--- What is being asked ---
Type out the listing again, exactly, with every line included.

(Material for this task begins)

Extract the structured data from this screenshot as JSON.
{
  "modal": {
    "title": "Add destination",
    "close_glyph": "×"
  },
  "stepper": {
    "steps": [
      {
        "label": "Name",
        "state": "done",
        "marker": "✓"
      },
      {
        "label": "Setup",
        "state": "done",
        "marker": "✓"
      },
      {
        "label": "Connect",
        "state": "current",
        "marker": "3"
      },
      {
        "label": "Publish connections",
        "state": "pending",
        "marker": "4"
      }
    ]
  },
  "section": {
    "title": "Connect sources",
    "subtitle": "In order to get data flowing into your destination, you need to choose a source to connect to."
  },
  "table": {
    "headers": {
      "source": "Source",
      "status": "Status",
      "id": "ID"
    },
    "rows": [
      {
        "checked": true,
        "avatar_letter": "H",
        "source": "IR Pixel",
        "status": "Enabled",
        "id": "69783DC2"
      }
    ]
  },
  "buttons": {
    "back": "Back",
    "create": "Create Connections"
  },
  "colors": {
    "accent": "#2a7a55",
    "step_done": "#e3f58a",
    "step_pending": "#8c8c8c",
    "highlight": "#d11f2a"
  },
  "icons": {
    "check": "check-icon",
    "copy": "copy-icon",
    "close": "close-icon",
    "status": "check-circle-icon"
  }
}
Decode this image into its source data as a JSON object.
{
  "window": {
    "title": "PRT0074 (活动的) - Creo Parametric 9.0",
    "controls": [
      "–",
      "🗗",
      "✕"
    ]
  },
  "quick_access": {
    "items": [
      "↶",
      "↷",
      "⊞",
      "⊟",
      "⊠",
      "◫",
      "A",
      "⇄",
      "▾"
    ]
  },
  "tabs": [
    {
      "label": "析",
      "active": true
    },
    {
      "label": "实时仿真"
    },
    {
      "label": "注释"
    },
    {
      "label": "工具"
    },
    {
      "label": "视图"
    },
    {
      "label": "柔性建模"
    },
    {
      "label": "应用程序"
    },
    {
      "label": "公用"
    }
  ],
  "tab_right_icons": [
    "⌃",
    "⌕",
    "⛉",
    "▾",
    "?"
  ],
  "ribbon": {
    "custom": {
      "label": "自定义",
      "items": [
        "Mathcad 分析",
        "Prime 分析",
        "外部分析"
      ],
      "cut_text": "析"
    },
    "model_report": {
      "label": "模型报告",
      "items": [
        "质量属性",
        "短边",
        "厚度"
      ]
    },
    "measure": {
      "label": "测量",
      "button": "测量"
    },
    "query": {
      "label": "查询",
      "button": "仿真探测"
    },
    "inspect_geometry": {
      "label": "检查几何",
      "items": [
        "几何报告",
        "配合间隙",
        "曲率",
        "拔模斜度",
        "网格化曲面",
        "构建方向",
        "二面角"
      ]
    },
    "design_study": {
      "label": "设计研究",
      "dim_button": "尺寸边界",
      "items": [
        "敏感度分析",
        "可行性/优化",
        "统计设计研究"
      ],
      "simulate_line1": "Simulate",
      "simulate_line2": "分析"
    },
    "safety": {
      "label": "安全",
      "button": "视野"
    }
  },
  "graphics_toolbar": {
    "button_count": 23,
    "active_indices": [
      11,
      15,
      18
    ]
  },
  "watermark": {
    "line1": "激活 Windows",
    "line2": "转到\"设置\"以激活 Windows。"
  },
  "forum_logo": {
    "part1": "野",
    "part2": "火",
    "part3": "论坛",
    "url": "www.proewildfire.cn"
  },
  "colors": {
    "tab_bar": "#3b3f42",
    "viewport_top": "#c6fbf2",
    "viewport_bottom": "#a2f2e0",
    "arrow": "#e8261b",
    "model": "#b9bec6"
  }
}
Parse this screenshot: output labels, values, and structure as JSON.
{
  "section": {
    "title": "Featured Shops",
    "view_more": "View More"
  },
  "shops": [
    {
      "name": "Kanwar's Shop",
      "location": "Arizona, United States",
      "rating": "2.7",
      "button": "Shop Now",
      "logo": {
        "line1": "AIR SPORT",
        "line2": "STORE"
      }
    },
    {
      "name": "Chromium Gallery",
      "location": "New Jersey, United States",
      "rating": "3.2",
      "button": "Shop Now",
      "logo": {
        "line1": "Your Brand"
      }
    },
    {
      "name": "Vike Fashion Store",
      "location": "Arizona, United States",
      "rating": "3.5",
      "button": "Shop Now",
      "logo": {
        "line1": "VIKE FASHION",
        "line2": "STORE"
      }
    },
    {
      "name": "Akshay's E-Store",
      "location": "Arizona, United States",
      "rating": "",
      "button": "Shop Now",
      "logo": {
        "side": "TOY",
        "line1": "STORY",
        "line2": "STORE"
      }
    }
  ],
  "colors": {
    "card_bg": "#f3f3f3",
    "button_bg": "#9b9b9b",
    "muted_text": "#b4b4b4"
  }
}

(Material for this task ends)

--- Answer ---
Extract the structured data from this screenshot as JSON.
{
  "modal": {
    "title": "Add destination",
    "close_glyph": "×"
  },
  "stepper": {
    "steps": [
      {
        "label": "Name",
        "state": "done",
        "marker": "✓"
      },
      {
        "label": "Setup",
        "state": "done",
        "marker": "✓"
      },
      {
        "label": "Connect",
        "state": "current",
        "marker": "3"
      },
      {
        "label": "Publish connections",
        "state": "pending",
        "marker": "4"
      }
    ]
  },
  "section": {
    "title": "Connect sources",
    "subtitle": "In order to get data flowing into your destination, you need to choose a source to connect to."
  },
  "table": {
    "headers": {
      "source": "Source",
      "status": "Status",
      "id": "ID"
    },
    "rows": [
      {
        "checked": true,
        "avatar_letter": "H",
        "source": "IR Pixel",
        "status": "Enabled",
        "id": "69783DC2"
      }
    ]
  },
  "buttons": {
    "back": "Back",
    "create": "Create Connections"
  },
  "colors": {
    "accent": "#2a7a55",
    "step_done": "#e3f58a",
    "step_pending": "#8c8c8c",
    "highlight": "#d11f2a"
  },
  "icons": {
    "check": "check-icon",
    "copy": "copy-icon",
    "close": "close-icon",
    "status": "check-circle-icon"
  }
}
Decode this image into its source data as a JSON object.
{
  "window": {
    "title": "PRT0074 (活动的) - Creo Parametric 9.0",
    "controls": [
      "–",
      "🗗",
      "✕"
    ]
  },
  "quick_access": {
    "items": [
      "↶",
      "↷",
      "⊞",
      "⊟",
      "⊠",
      "◫",
      "A",
      "⇄",
      "▾"
    ]
  },
  "tabs": [
    {
      "label": "析",
      "active": true
    },
    {
      "label": "实时仿真"
    },
    {
      "label": "注释"
    },
    {
      "label": "工具"
    },
    {
      "label": "视图"
    },
    {
      "label": "柔性建模"
    },
    {
      "label": "应用程序"
    },
    {
      "label": "公用"
    }
  ],
  "tab_right_icons": [
    "⌃",
    "⌕",
    "⛉",
    "▾",
    "?"
  ],
  "ribbon": {
    "custom": {
      "label": "自定义",
      "items": [
        "Mathcad 分析",
        "Prime 分析",
        "外部分析"
      ],
      "cut_text": "析"
    },
    "model_report": {
      "label": "模型报告",
      "items": [
        "质量属性",
        "短边",
        "厚度"
      ]
    },
    "measure": {
      "label": "测量",
      "button": "测量"
    },
    "query": {
      "label": "查询",
      "button": "仿真探测"
    },
    "inspect_geometry": {
      "label": "检查几何",
      "items": [
        "几何报告",
        "配合间隙",
        "曲率",
        "拔模斜度",
        "网格化曲面",
        "构建方向",
        "二面角"
      ]
    },
    "design_study": {
      "label": "设计研究",
      "dim_button": "尺寸边界",
      "items": [
        "敏感度分析",
        "可行性/优化",
        "统计设计研究"
      ],
      "simulate_line1": "Simulate",
      "simulate_line2": "分析"
    },
    "safety": {
      "label": "安全",
      "button": "视野"
    }
  },
  "graphics_toolbar": {
    "button_count": 23,
    "active_indices": [
      11,
      15,
      18
    ]
  },
  "watermark": {
    "line1": "激活 Windows",
    "line2": "转到\"设置\"以激活 Windows。"
  },
  "forum_logo": {
    "part1": "野",
    "part2": "火",
    "part3": "论坛",
    "url": "www.proewildfire.cn"
  },
  "colors": {
    "tab_bar": "#3b3f42",
    "viewport_top": "#c6fbf2",
    "viewport_bottom": "#a2f2e0",
    "arrow": "#e8261b",
    "model": "#b9bec6"
  }
}
Parse this screenshot: output labels, values, and structure as JSON.
{
  "section": {
    "title": "Featured Shops",
    "view_more": "View More"
  },
  "shops": [
    {
      "name": "Kanwar's Shop",
      "location": "Arizona, United States",
      "rating": "2.7",
      "button": "Shop Now",
      "logo": {
        "line1": "AIR SPORT",
        "line2": "STORE"
      }
    },
    {
      "name": "Chromium Gallery",
      "location": "New Jersey, United States",
      "rating": "3.2",
      "button": "Shop Now",
      "logo": {
        "line1": "Your Brand"
      }
    },
    {
      "name": "Vike Fashion Store",
      "location": "Arizona, United States",
      "rating": "3.5",
      "button": "Shop Now",
      "logo": {
        "line1": "VIKE FASHION",
        "line2": "STORE"
      }
    },
    {
      "name": "Akshay's E-Store",
      "location": "Arizona, United States",
      "rating": "",
      "button": "Shop Now",
      "logo": {
        "side": "TOY",
        "line1": "STORY",
        "line2": "STORE"
      }
    }
  ],
  "colors": {
    "card_bg": "#f3f3f3",
    "button_bg": "#9b9b9b",
    "muted_text": "#b4b4b4"
  }
}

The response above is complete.